Today, I joined a website called Cowbird founded by Jonathan Harris. I've been following Harris' projects since he launched We Feel Fine, a data collection engine that automatically scours the Internet every ten minutes, harvesting human feelings from a large number of blogs. On the screen, we see hundreds of emotions from sad to happy, from overwhelmed to guilty. And once we click on those words, a longer statement pops up, like "I feel like a rat" or "I realized that I've been feeling ill, because I consumed too much citric acid!" Whatever the feelings and the related statements are, we know that there's a person behind each emotion who is feeling a certain way the moment we read it. So the site creates some sort of real time connection between the reader and the writer who's expressing those emotions.
We Feel Fine
Cowbird also connects the viewer with the storyteller, but in a deeper way. We see photographs, poems, stories, some of which are shared on multiple slides. The stories are put into different categories like "Bedrooms," "First Loves," "Summer," "Occupy," and others. Somehow, Harris and his team managed to create a more personal platform compared to Facebook and Twitter. Being on Cowbird makes you feel like you're reading someone's diary, and they don't mind. The platform also enables contributors to collaborate on longer-lasting and more "nourishing" stories around shared experiences like Hurricane Sandy.

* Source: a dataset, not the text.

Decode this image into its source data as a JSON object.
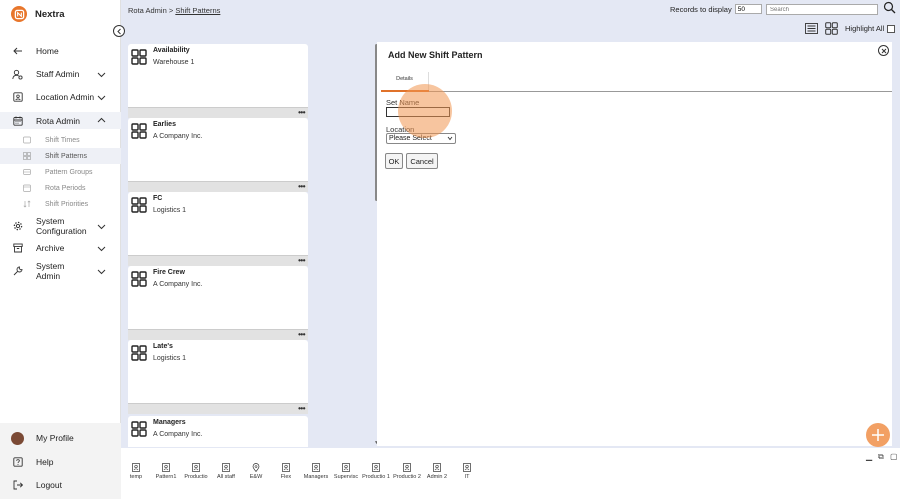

I've been fascinated by collective storytelling for awhile, and I always wonder if it actually works out. I think the key is to find a common thread amongst the storytellers and allow them to discover the topic they want to explore together. On Film Annex, we often talk about filmmakers and their projects individually. Eren's Picks creates a competition between filmmakers and rewards the most social one with the most amount of revenue. It's true that competition creates a fun environment and encourages the filmmaker to be more active. After all, our end goal is to push filmmakers to raise enough money to kickstart their new projects. However, there's also a collaborative aspect of Film Annex that we don't talk about often.
First and foremost, Film Annex is a community of artists, including filmmakers, writers, animators, and designers. And even though in essence, we are an online film distribution platform, we put as much effort into creating a powerful blogging environment and user-friendly photo galleries. We want our community of artists to be able to communicate their thoughts in different mediums. And we'd like to think that with all the tools they're given, they have the opportunity and the drive to inspire one another.

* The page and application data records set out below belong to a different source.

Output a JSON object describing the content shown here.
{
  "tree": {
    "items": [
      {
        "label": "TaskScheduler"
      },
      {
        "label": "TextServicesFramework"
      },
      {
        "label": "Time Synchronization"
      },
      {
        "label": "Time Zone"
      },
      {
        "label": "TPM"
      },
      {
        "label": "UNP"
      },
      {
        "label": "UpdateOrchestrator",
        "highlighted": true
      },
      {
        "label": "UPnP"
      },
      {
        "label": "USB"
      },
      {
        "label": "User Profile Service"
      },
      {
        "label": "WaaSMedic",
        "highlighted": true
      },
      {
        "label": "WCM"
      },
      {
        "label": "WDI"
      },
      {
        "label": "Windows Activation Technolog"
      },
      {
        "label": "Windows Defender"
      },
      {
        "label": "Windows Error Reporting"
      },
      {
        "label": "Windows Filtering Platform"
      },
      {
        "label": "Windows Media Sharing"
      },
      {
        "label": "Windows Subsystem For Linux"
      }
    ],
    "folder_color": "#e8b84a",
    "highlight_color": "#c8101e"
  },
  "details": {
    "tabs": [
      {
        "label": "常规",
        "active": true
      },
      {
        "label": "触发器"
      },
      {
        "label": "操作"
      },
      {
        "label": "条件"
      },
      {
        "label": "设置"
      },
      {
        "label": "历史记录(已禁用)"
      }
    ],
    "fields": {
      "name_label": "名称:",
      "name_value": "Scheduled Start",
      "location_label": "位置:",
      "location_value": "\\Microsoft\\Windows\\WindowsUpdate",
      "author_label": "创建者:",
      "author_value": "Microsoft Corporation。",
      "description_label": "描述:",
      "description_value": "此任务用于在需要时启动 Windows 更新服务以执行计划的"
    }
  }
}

A few weeks ago, we asked some of our filmmakers to share one of their short film treatments with us. We also asked them to explain how to write a treatment in a blog post. Our goal is to share these treatments with students in Afghanistan so that they can write their own treatments and make their own short films. In this way, we are connecting filmmakers from different corners of the world with Afghan kids, because we know there is a common thread, and that common thread is storytelling.
I know that several of our filmmakers who are based in the same city collaborate on productions. I'd be curious to see if filmmakers in different locations will also reach out to one another to start new film projects. With our new revenue model, which is based on the BuzzScore, we're aiming to spread one idea: Social Film. Social filmmakers earn more revenues, create new collaborations, and work on new projects.